Plus, Alabama was able to run the ball with Eddie Lacy and T.J. Yeldon effectively throughout the game.
Although the offense hit a lull in the second half, the transition into the I-formation represented their intent to grind it out in the second half.
Alabama has consistently been able to get a jump on its opponents by striking in the first quarter early and often.
After jumping out to a 14-0 lead against Mississippi State, Alabama has now outscored opponents by a margin of 104-3 in the first 15 minutes this season.
Additionally, Alabama was able to extend its lead and go into the break up 24-0—which represented the seventh time in eight games that the Tide took a lead of at least 20 points into intermission.
Yeldon and Cooper once again showed up as heavy contributors to the Tide’s most recent offensive outburst.
But quarterback Phillip Ely was able to record the first touchdown pass of his career—a 27-yard screen pass to Lacy in the fourth quarter.
Plus, backup running back Kenyan Drake scored the fifth touchdown of his career for Alabama’s final score, and true freshman Denzel Devall picked up the second sack of his career when he corralled Russell early in the second quarter.
One freshman who did not have the most pleasant evening was defensive back Geno Smith, who was on the receiving end of a patented Saban tirade after Alabama lost its shutout with less than five minutes remaining in the game.
Alabama’s stop on the Bulldogs initial possession paved the way for the offense to strike quickly and seize a two-touchdown lead early and essentially bury MSU’s upset bid.
However, Smart’s troops delivered another crushing blow in the third quarter when Robert Lester picked off Russell on third-and-goal that ended a 16-play, 97-yard drive without points.
Although the Bulldogs got in for a late score on Alabama’s reserves, the defense stepped up to the challenge and helped keep the momentum squarely behind the home team from the outset.
Aside from a big return by Perkins after Alabama’s first score, the special teams unit turned in a body of work that may be that unit’s best of the 2012 season.
Dee Milliner blocked Devon Bell’s 31-yard first quarter field goal attempt, and punter Cody Mandell helped the Tide win the field position battle all night long by consistently pinning the Bulldogs deep in their own territory.
Kicker Jeremy Shelley booted a short field goal on his only attempt, and if you add a pair of forced fumbles by the kickoff and punt coverage teams, Saban has to feel good about that unit heading into next week’s showdown at LSU.
McCarron’s stats may not match the eye-popping numbers he posted in last week’s win over Tennessee, but he was able to pick apart a strong Bulldogs secondary and post another efficient performance without making any mistakes.

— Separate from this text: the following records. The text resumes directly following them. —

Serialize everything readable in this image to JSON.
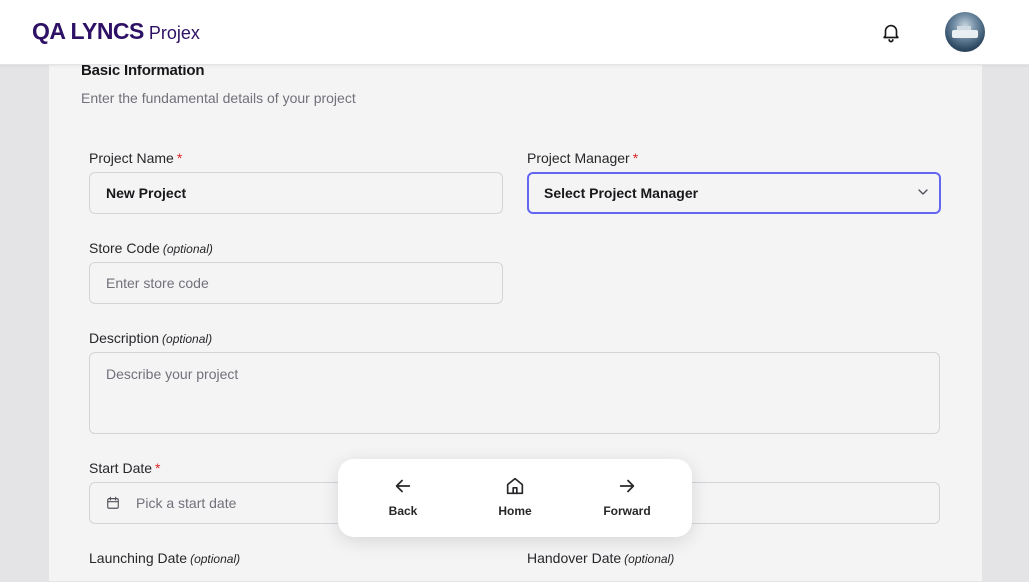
{
  "header": {
    "brand_main": "QA LYNCS",
    "brand_sub": "Projex",
    "notification_icon": "bell-icon",
    "avatar_icon": "user-avatar"
  },
  "form": {
    "section_title": "Basic Information",
    "section_description": "Enter the fundamental details of your project",
    "project_name": {
      "label": "Project Name",
      "required": "*",
      "value": "New Project"
    },
    "project_manager": {
      "label": "Project Manager",
      "required": "*",
      "value": "Select Project Manager"
    },
    "store_code": {
      "label": "Store Code",
      "optional": "(optional)",
      "placeholder": "Enter store code"
    },
    "description": {
      "label": "Description",
      "optional": "(optional)",
      "placeholder": "Describe your project"
    },
    "start_date": {
      "label": "Start Date",
      "required": "*",
      "placeholder": "Pick a start date"
    },
    "launching_date": {
      "label": "Launching Date",
      "optional": "(optional)"
    },
    "handover_date": {
      "label": "Handover Date",
      "optional": "(optional)"
    }
  },
  "nav": {
    "back": "Back",
    "home": "Home",
    "forward": "Forward"
  },
  "colors": {
    "brand": "#2e1065",
    "focus_ring": "#6366f1",
    "required": "#dc2626"
  }
}
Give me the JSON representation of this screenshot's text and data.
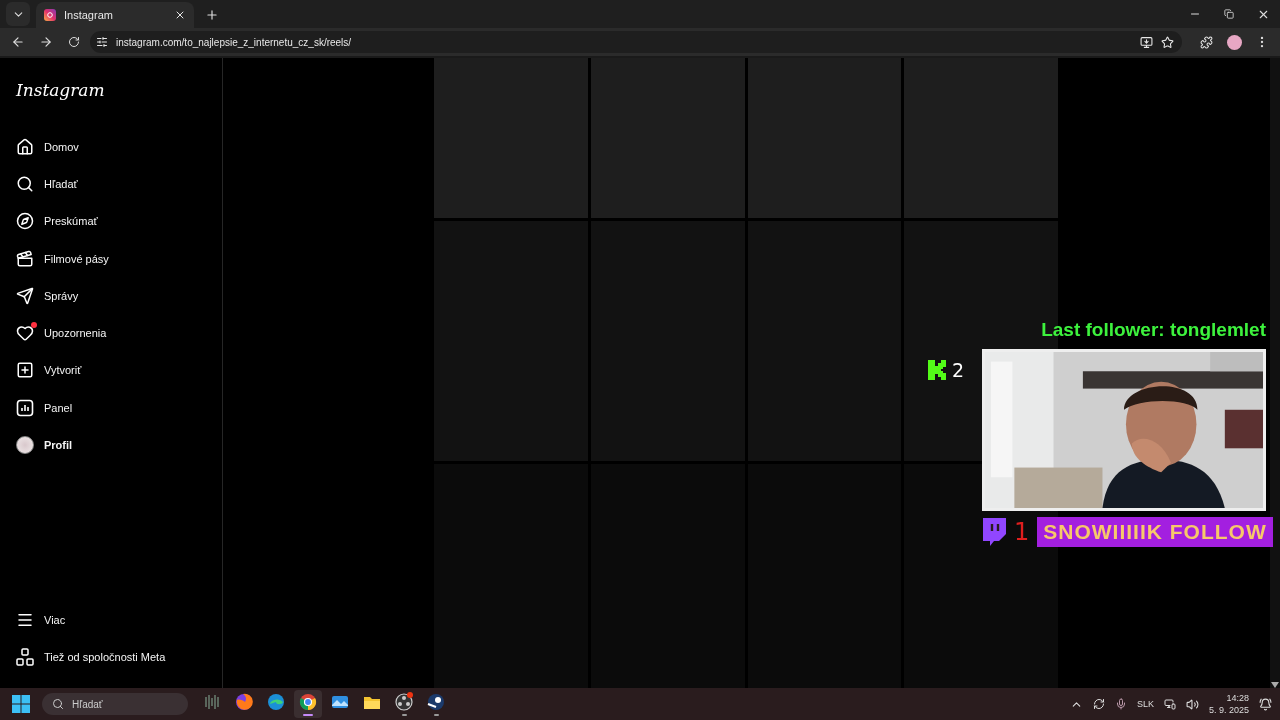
{
  "browser": {
    "tab_title": "Instagram",
    "url": "instagram.com/to_najlepsie_z_internetu_cz_sk/reels/"
  },
  "sidebar": {
    "logo": "Instagram",
    "items": [
      {
        "label": "Domov",
        "selected": false,
        "notification": false
      },
      {
        "label": "Hľadať",
        "selected": false,
        "notification": false
      },
      {
        "label": "Preskúmať",
        "selected": false,
        "notification": false
      },
      {
        "label": "Filmové pásy",
        "selected": false,
        "notification": false
      },
      {
        "label": "Správy",
        "selected": false,
        "notification": false
      },
      {
        "label": "Upozornenia",
        "selected": false,
        "notification": true
      },
      {
        "label": "Vytvoriť",
        "selected": false,
        "notification": false
      },
      {
        "label": "Panel",
        "selected": false,
        "notification": false
      },
      {
        "label": "Profil",
        "selected": true,
        "notification": false
      }
    ],
    "bottom_items": [
      {
        "label": "Viac"
      },
      {
        "label": "Tiež od spoločnosti Meta"
      }
    ]
  },
  "stream_overlay": {
    "last_follower": "Last follower: tonglemlet",
    "kick_count": "2",
    "twitch_count": "1",
    "banner": "SNOWIIIIIK FOLLOW"
  },
  "taskbar": {
    "search_placeholder": "Hľadať",
    "apps": [
      {
        "selected": false,
        "running": false
      },
      {
        "selected": false,
        "running": false
      },
      {
        "selected": false,
        "running": false
      },
      {
        "selected": true,
        "running": true
      },
      {
        "selected": false,
        "running": false
      },
      {
        "selected": false,
        "running": false
      },
      {
        "selected": false,
        "running": true
      },
      {
        "selected": false,
        "running": true
      }
    ],
    "language": "SLK",
    "time": "14:28",
    "date": "5. 9. 2025"
  }
}
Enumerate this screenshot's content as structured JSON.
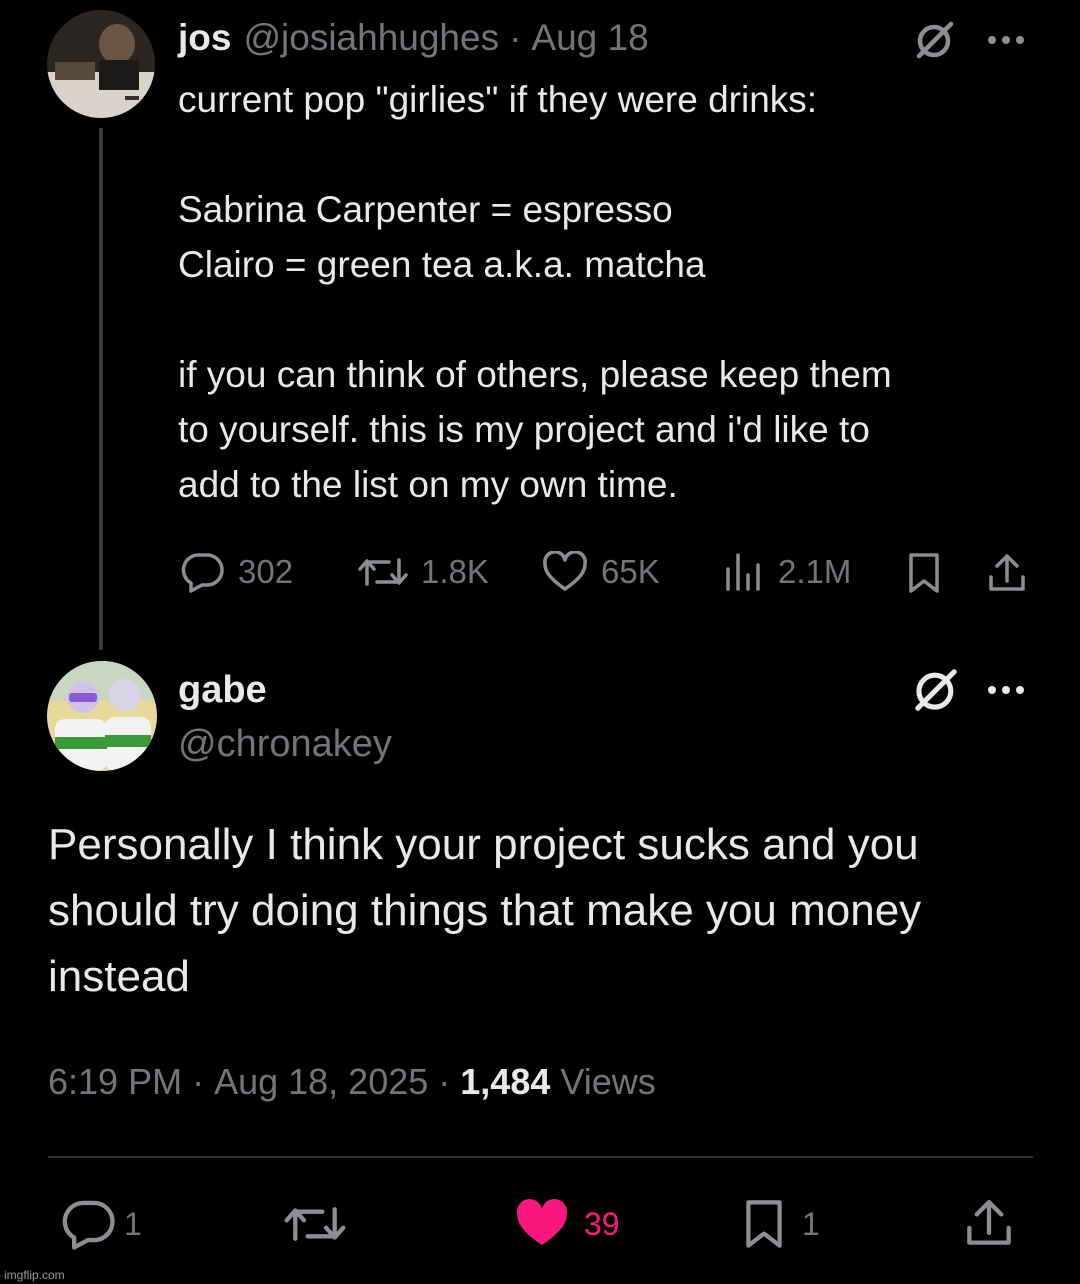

McCarron went 16-of-23 for 208 yards and two touchdowns, despite sitting out the final period after suffering a bruise on his back.
His strike to Bell was a perfectly thrown deep ball, and he was able to make a few others that will definitely be candidates for his NFL draft reel.
Considering the opponent, it was another strong effort for McCarron and adds more steam to the case to add his name into the mix for the Heisman Trophy.